Russian Defence Minister Sergei Shoigu on Wednesday warned of the danger of the situation in Afghanistan, saying that there is a "high probability" of a civil war after the withdrawal of the North Atlantic Treaty Organisation (NATO) forces from the war-torn country.
He pointed out that the alliance, during its presence in the country for 20 years, failed to achieve any tangible result in the formation of solid-state institutions, according to Russia’s RIA Novosti news agency.
“It must be admitted that over 20 years of stay in Afghanistan, a significant military contingent of the Western alliance has failed to achieve significant results in stabilising the situation in the country and forming sustainable public administration structures,” Shoigu said.
“There was a high probability that after the withdrawal of Nato forces [from Afghanistan] a civil war would resume in the country with all negative consequences: further deterioration in the life of the population; mass migration; and the spread of extremism to neighbouring countries,” he said.
Meanwhile, Russian Deputy Permanent Representative to the UN Anna Yevstigneyeva, during the UN Security Council meeting on Afghanistan on Tuesday, said that the deterioration of the situation in Afghanistan amid the withdrawal of foreign forces causes ever-growing concerns.
"Just like 20 years ago, the terrorist threat remains a serious challenge in Afghanistan," she said, adding that the "situation with drug production and drug trafficking" also causes concerns.
The development comes as Taliban insurgents press a major offensive in Afghanistan, triggering growing concern that the country would be sunk into a deeper crisis after American troops depart.
Fighting between US-backed Afghan forces and the Taliban has surged in recent weeks, with the militants gaining control of territory. The Pentagon now estimates the Taliban control 81 of the country's 419 district centers.
Political talks between the government and the Taliban have largely stalled and it is unclear how Afghan security forces will perform after US troops depart. The Taliban have assured Afghans who worked with foreign forces of their safety.
The Pentagon is overseeing an orderly withdrawal of US forces from Afghanistan and the United States has not seen an increase in violence directed against its troops in the country in the past year, White House press secretary Jen Psaki said earlier today.
Psaki told a news briefing that while there had been increased attacks on Afghan forces and the government compared with a year ago "we have not seen an increase in attacks on our military or presence since February 2020".
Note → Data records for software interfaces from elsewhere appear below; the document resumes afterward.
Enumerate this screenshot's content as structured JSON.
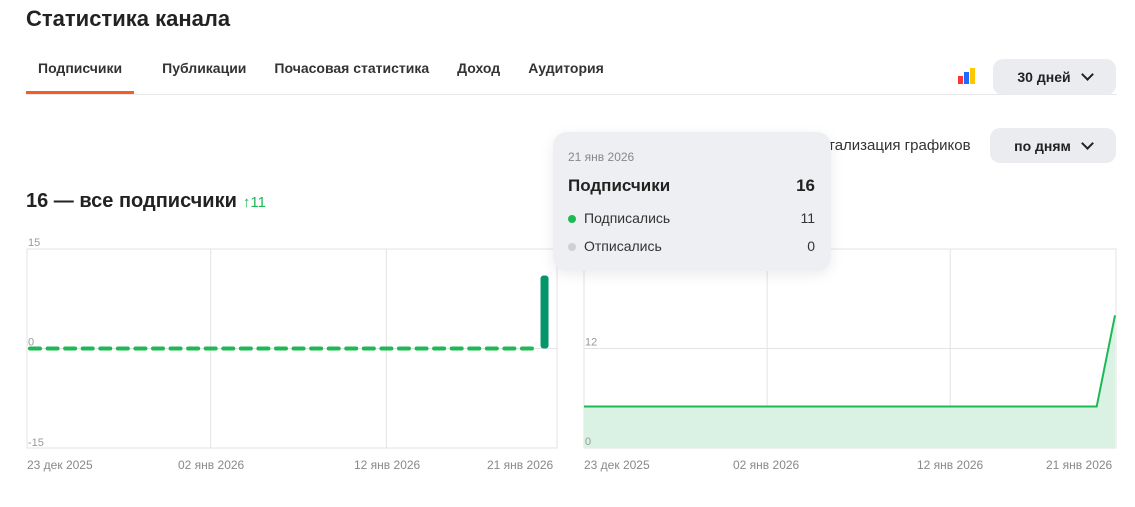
{
  "header": {
    "title": "Статистика канала"
  },
  "tabs": [
    {
      "label": "Подписчики",
      "active": true
    },
    {
      "label": "Публикации"
    },
    {
      "label": "Почасовая статистика"
    },
    {
      "label": "Доход"
    },
    {
      "label": "Аудитория"
    }
  ],
  "period": {
    "label": "30 дней"
  },
  "detail": {
    "label": "Детализация графиков",
    "value": "по дням"
  },
  "summary": {
    "heading": "16 — все подписчики",
    "delta": "↑11"
  },
  "tooltip": {
    "date": "21 янв 2026",
    "title": "Подписчики",
    "total": "16",
    "rows": [
      {
        "label": "Подписались",
        "value": "11",
        "color": "#1db954"
      },
      {
        "label": "Отписались",
        "value": "0",
        "color": "#cfd0d4"
      }
    ]
  },
  "chart_data": [
    {
      "type": "bar",
      "title": "Прирост подписчиков",
      "x_ticks": [
        "23 дек 2025",
        "02 янв 2026",
        "12 янв 2026",
        "21 янв 2026"
      ],
      "y_ticks": [
        "15",
        "0",
        "-15"
      ],
      "ylim": [
        -15,
        15
      ],
      "days": 30,
      "values": [
        0,
        0,
        0,
        0,
        0,
        0,
        0,
        0,
        0,
        0,
        0,
        0,
        0,
        0,
        0,
        0,
        0,
        0,
        0,
        0,
        0,
        0,
        0,
        0,
        0,
        0,
        0,
        0,
        0,
        11
      ],
      "color": "#05956a",
      "zero_color": "#1db954"
    },
    {
      "type": "area",
      "title": "Всего подписчиков",
      "x_ticks": [
        "23 дек 2025",
        "02 янв 2026",
        "12 янв 2026",
        "21 янв 2026"
      ],
      "y_ticks": [
        "12",
        "0"
      ],
      "ylim": [
        0,
        24
      ],
      "days": 30,
      "values": [
        5,
        5,
        5,
        5,
        5,
        5,
        5,
        5,
        5,
        5,
        5,
        5,
        5,
        5,
        5,
        5,
        5,
        5,
        5,
        5,
        5,
        5,
        5,
        5,
        5,
        5,
        5,
        5,
        5,
        16
      ],
      "color": "#1db954",
      "fill": "#d9f2e3"
    }
  ]
}
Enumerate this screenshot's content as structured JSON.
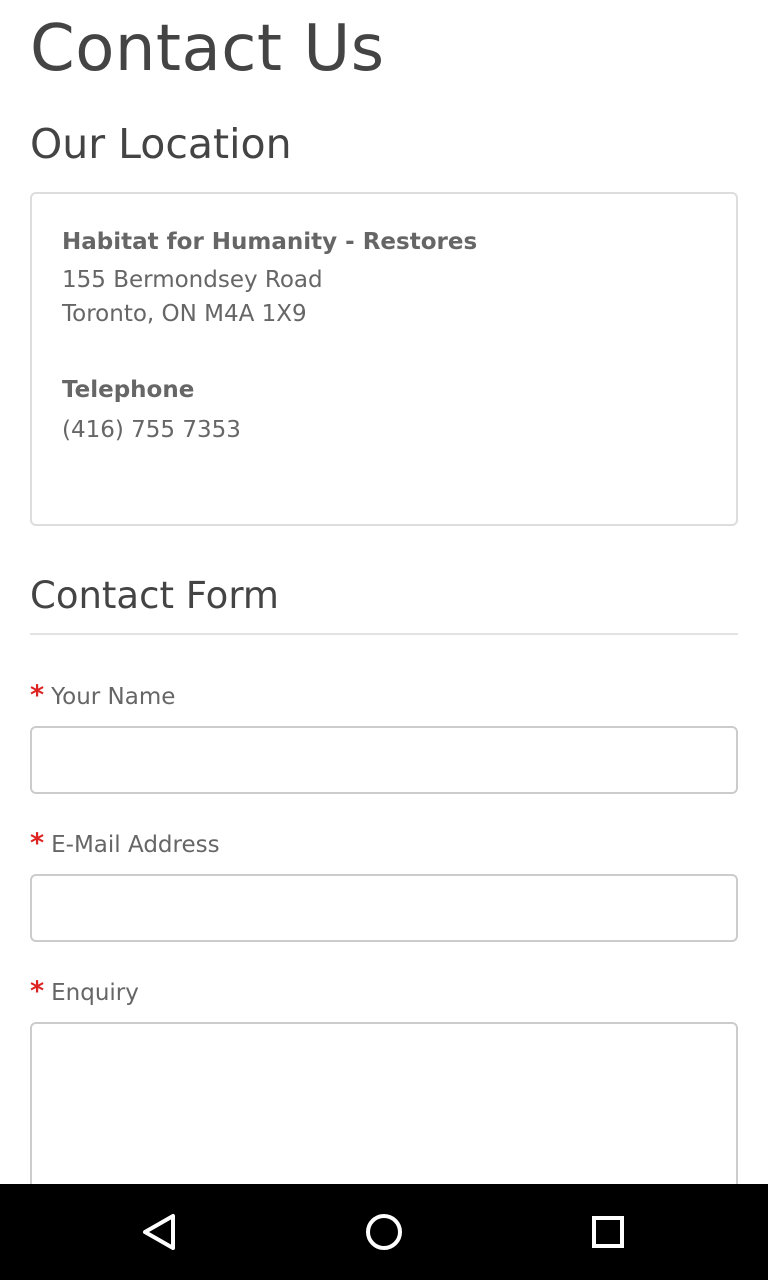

The US military has completed more than half of its withdrawal from Afghanistan and is set to finish in the coming weeks.
(With additional input from Reuters)